> [Data items]:
####

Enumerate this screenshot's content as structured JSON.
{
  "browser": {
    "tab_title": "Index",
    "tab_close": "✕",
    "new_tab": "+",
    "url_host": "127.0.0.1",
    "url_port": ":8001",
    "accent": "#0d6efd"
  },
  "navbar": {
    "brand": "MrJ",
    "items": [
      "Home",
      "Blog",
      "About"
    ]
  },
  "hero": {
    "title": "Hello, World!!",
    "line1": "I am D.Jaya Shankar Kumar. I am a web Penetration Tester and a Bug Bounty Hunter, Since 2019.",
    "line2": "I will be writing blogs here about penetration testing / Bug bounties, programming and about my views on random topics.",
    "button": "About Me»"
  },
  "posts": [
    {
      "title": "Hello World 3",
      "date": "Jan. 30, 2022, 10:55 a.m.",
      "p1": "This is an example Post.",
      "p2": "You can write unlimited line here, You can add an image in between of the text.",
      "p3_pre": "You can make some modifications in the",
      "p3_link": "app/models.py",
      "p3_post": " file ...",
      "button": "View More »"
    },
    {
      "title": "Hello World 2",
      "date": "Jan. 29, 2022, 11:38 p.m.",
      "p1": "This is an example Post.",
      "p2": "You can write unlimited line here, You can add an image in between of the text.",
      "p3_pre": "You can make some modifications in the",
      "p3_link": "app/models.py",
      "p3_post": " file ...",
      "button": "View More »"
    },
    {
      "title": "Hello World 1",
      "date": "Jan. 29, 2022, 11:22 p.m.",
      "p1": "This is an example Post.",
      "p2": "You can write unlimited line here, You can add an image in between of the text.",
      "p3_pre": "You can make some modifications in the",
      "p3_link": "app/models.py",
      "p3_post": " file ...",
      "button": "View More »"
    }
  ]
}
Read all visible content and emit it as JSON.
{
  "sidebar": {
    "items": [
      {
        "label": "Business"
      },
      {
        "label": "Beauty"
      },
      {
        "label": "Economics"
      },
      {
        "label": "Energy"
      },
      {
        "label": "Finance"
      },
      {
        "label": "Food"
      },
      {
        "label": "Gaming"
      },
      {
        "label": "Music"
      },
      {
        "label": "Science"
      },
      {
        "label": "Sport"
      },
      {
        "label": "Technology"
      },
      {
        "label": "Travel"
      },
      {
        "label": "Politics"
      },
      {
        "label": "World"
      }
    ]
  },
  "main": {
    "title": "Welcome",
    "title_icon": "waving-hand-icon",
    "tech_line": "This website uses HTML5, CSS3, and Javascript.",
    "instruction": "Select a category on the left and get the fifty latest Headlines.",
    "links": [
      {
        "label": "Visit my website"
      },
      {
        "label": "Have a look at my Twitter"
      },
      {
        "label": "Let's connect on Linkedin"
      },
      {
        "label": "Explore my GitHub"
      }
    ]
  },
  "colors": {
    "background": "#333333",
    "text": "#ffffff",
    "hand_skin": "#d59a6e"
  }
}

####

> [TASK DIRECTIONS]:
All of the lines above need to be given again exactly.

> [SOLVED PROBLEM]:
Enumerate this screenshot's content as structured JSON.
{
  "browser": {
    "tab_title": "Index",
    "tab_close": "✕",
    "new_tab": "+",
    "url_host": "127.0.0.1",
    "url_port": ":8001",
    "accent": "#0d6efd"
  },
  "navbar": {
    "brand": "MrJ",
    "items": [
      "Home",
      "Blog",
      "About"
    ]
  },
  "hero": {
    "title": "Hello, World!!",
    "line1": "I am D.Jaya Shankar Kumar. I am a web Penetration Tester and a Bug Bounty Hunter, Since 2019.",
    "line2": "I will be writing blogs here about penetration testing / Bug bounties, programming and about my views on random topics.",
    "button": "About Me»"
  },
  "posts": [
    {
      "title": "Hello World 3",
      "date": "Jan. 30, 2022, 10:55 a.m.",
      "p1": "This is an example Post.",
      "p2": "You can write unlimited line here, You can add an image in between of the text.",
      "p3_pre": "You can make some modifications in the",
      "p3_link": "app/models.py",
      "p3_post": " file ...",
      "button": "View More »"
    },
    {
      "title": "Hello World 2",
      "date": "Jan. 29, 2022, 11:38 p.m.",
      "p1": "This is an example Post.",
      "p2": "You can write unlimited line here, You can add an image in between of the text.",
      "p3_pre": "You can make some modifications in the",
      "p3_link": "app/models.py",
      "p3_post": " file ...",
      "button": "View More »"
    },
    {
      "title": "Hello World 1",
      "date": "Jan. 29, 2022, 11:22 p.m.",
      "p1": "This is an example Post.",
      "p2": "You can write unlimited line here, You can add an image in between of the text.",
      "p3_pre": "You can make some modifications in the",
      "p3_link": "app/models.py",
      "p3_post": " file ...",
      "button": "View More »"
    }
  ]
}
Read all visible content and emit it as JSON.
{
  "sidebar": {
    "items": [
      {
        "label": "Business"
      },
      {
        "label": "Beauty"
      },
      {
        "label": "Economics"
      },
      {
        "label": "Energy"
      },
      {
        "label": "Finance"
      },
      {
        "label": "Food"
      },
      {
        "label": "Gaming"
      },
      {
        "label": "Music"
      },
      {
        "label": "Science"
      },
      {
        "label": "Sport"
      },
      {
        "label": "Technology"
      },
      {
        "label": "Travel"
      },
      {
        "label": "Politics"
      },
      {
        "label": "World"
      }
    ]
  },
  "main": {
    "title": "Welcome",
    "title_icon": "waving-hand-icon",
    "tech_line": "This website uses HTML5, CSS3, and Javascript.",
    "instruction": "Select a category on the left and get the fifty latest Headlines.",
    "links": [
      {
        "label": "Visit my website"
      },
      {
        "label": "Have a look at my Twitter"
      },
      {
        "label": "Let's connect on Linkedin"
      },
      {
        "label": "Explore my GitHub"
      }
    ]
  },
  "colors": {
    "background": "#333333",
    "text": "#ffffff",
    "hand_skin": "#d59a6e"
  }
}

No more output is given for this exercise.